The journey to Kenther took a week. They set up camp with the castle of Kenther in view. In the morning, an army had assembled itself outside of the castle. Alonz’s army rode to meet the other army, stopping a half mile apart. Alonz called his generals to him.
“We must pray before our battle,” he said to them.
“We have priests for that,” one of them replied.
“The priests will give the sacrament and blessings to us and our men. However, we must also pray. We must show God our supplication. Come, gather round,” he said.
The generals gathered in a circle around him in the field. The army could see them as Alonz knelt and the generals followed suit.
“Lord, today we commit acts against men that are sinful. We loose their souls from their mortal shell in order that a more bloodier end does not come to this kingdom when their king dies. We ask that you take in their souls to your heavenly kingdom though they sin against us today also. We ask your blessings and forgiveness for all the men on the battlefield today. We ask for a swift and quick victory that we may lessen the sins of the men here. Amen.”
Alonz and the generals joined the army as they receive the sacrament from the priests. Alonz continued to pray silently until the army was ready for the fight. In the heat of the battle, as blood flew from each body he stuck down, Alonz continued his prayers to God. After each man Alonz stuck down, he would quietly say, “Bless him, Lord.” After every parry and thrust he dodged, he would quietly say, “Thank you, Lord.”
The battle was won and the castle his in only a few hours. He praised God for his victory. They feasted in the castle’s hall, his entire army enjoying the contents of the castle’s kitchen. Half of the army would remain with Alonz to keep the castle, and half would return home to bring his father to the castle.
When his father came, Alonz had the staff prepare another feast. Before the feasting could begin, Alonz brought the crown of Kenther to his father. He knelt on one knee, bowed his head, and held the crown out to his father.
“Your highness, I present to you the kingship of Kenther.”

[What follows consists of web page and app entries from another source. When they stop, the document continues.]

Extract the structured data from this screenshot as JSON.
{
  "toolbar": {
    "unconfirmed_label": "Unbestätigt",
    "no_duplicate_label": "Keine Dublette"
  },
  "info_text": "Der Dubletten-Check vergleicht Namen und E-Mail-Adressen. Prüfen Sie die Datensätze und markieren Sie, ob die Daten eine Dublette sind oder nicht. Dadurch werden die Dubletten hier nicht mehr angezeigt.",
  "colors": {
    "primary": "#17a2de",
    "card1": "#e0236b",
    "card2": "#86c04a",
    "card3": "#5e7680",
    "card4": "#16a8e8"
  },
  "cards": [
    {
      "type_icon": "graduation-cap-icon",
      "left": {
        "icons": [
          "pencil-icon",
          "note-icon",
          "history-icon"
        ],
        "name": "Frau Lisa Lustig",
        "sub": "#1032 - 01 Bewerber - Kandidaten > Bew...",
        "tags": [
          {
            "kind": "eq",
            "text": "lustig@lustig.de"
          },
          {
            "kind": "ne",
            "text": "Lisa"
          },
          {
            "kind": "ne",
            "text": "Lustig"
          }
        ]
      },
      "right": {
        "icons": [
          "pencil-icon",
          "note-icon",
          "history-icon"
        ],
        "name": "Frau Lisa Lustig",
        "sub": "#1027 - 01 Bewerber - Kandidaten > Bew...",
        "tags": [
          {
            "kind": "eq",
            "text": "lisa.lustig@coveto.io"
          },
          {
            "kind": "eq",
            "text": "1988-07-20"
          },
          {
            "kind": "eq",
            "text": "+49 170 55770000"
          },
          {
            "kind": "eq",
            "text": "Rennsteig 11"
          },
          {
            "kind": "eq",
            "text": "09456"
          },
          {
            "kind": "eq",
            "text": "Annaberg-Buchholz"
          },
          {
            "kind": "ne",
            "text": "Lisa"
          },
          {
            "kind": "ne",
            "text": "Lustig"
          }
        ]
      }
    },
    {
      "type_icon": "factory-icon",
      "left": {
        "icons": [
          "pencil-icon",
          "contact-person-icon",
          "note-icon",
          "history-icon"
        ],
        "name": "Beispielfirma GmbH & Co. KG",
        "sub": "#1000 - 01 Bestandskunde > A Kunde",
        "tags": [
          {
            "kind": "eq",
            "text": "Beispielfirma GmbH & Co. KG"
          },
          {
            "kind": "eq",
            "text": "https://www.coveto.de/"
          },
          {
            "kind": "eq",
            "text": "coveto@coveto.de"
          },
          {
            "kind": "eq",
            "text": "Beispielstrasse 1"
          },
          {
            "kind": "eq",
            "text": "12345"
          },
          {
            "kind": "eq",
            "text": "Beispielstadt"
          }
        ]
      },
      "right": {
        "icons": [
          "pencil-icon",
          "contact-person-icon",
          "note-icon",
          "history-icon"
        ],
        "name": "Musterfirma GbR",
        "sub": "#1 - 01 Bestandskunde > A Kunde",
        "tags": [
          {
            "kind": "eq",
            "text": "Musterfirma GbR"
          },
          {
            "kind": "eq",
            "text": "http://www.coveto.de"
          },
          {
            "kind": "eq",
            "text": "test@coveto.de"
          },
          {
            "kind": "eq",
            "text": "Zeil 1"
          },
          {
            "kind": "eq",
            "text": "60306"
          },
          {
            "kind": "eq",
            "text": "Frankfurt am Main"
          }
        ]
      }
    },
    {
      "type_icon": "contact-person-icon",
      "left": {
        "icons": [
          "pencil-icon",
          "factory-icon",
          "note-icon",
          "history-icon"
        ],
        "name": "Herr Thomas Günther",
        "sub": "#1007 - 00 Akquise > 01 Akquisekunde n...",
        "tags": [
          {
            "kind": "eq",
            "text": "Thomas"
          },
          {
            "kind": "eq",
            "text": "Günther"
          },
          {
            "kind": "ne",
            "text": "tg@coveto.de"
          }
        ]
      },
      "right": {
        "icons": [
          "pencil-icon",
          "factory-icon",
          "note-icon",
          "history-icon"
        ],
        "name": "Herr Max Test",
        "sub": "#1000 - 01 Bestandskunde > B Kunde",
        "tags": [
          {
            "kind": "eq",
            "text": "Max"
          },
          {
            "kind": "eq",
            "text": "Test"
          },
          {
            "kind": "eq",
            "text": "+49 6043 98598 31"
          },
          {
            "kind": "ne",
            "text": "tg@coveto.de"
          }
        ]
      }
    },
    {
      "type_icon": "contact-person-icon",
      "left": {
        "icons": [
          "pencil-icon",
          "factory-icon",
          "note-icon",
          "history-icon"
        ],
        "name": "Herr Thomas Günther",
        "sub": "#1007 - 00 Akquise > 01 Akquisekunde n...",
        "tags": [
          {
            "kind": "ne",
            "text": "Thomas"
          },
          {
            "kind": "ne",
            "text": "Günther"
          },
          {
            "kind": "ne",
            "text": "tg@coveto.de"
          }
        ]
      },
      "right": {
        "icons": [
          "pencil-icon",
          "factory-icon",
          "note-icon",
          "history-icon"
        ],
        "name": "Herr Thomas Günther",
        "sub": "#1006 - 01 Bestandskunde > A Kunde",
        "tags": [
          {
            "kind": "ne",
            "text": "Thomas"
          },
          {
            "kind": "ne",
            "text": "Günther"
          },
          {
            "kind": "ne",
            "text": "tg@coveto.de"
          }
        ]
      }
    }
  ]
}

His father stood from his place at the table and gestured for Alonz to stand. He then took the crown from his son’s hands. He turned to the hall whose eyes were on them now.
“You have won this Kingdom for your father and for this I am pleased and made proud.” He turned to his son. “I would further be proud and pleased if you were to rule this kingdom in my stead.”
He placed the crown upon his son’s head and said, “All Hail King Alonz.”
The hall erupted in applause. The food and drink was served and the castle was awash with merriment for everyone except Alonz. He was now to rule this place, a King who must sin to rule. He needed someone to pray for his soul.